- Exercise aim:
Record by record, give the entire listing again exactly.

- Information given:
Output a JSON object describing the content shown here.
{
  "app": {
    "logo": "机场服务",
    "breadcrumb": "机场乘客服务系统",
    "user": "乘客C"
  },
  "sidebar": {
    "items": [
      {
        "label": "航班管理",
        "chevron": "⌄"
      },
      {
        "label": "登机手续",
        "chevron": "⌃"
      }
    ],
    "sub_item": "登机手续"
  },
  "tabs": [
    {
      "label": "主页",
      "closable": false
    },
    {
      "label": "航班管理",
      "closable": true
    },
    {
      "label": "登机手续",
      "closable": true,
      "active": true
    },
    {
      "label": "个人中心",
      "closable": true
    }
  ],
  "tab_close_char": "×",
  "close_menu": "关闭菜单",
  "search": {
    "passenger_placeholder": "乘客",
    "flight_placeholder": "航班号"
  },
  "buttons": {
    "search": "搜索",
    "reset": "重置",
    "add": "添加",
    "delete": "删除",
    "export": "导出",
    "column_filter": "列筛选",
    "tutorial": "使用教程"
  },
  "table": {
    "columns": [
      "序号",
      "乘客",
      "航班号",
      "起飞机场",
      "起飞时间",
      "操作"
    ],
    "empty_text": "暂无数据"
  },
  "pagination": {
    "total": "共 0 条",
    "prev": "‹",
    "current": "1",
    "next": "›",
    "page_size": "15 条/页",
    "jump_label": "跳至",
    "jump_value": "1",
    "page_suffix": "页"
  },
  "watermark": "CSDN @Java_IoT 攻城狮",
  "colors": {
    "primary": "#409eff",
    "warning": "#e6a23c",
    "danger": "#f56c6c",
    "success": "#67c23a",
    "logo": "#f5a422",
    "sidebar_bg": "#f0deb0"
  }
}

- Written answer:
Output a JSON object describing the content shown here.
{
  "app": {
    "logo": "机场服务",
    "breadcrumb": "机场乘客服务系统",
    "user": "乘客C"
  },
  "sidebar": {
    "items": [
      {
        "label": "航班管理",
        "chevron": "⌄"
      },
      {
        "label": "登机手续",
        "chevron": "⌃"
      }
    ],
    "sub_item": "登机手续"
  },
  "tabs": [
    {
      "label": "主页",
      "closable": false
    },
    {
      "label": "航班管理",
      "closable": true
    },
    {
      "label": "登机手续",
      "closable": true,
      "active": true
    },
    {
      "label": "个人中心",
      "closable": true
    }
  ],
  "tab_close_char": "×",
  "close_menu": "关闭菜单",
  "search": {
    "passenger_placeholder": "乘客",
    "flight_placeholder": "航班号"
  },
  "buttons": {
    "search": "搜索",
    "reset": "重置",
    "add": "添加",
    "delete": "删除",
    "export": "导出",
    "column_filter": "列筛选",
    "tutorial": "使用教程"
  },
  "table": {
    "columns": [
      "序号",
      "乘客",
      "航班号",
      "起飞机场",
      "起飞时间",
      "操作"
    ],
    "empty_text": "暂无数据"
  },
  "pagination": {
    "total": "共 0 条",
    "prev": "‹",
    "current": "1",
    "next": "›",
    "page_size": "15 条/页",
    "jump_label": "跳至",
    "jump_value": "1",
    "page_suffix": "页"
  },
  "watermark": "CSDN @Java_IoT 攻城狮",
  "colors": {
    "primary": "#409eff",
    "warning": "#e6a23c",
    "danger": "#f56c6c",
    "success": "#67c23a",
    "logo": "#f5a422",
    "sidebar_bg": "#f0deb0"
  }
}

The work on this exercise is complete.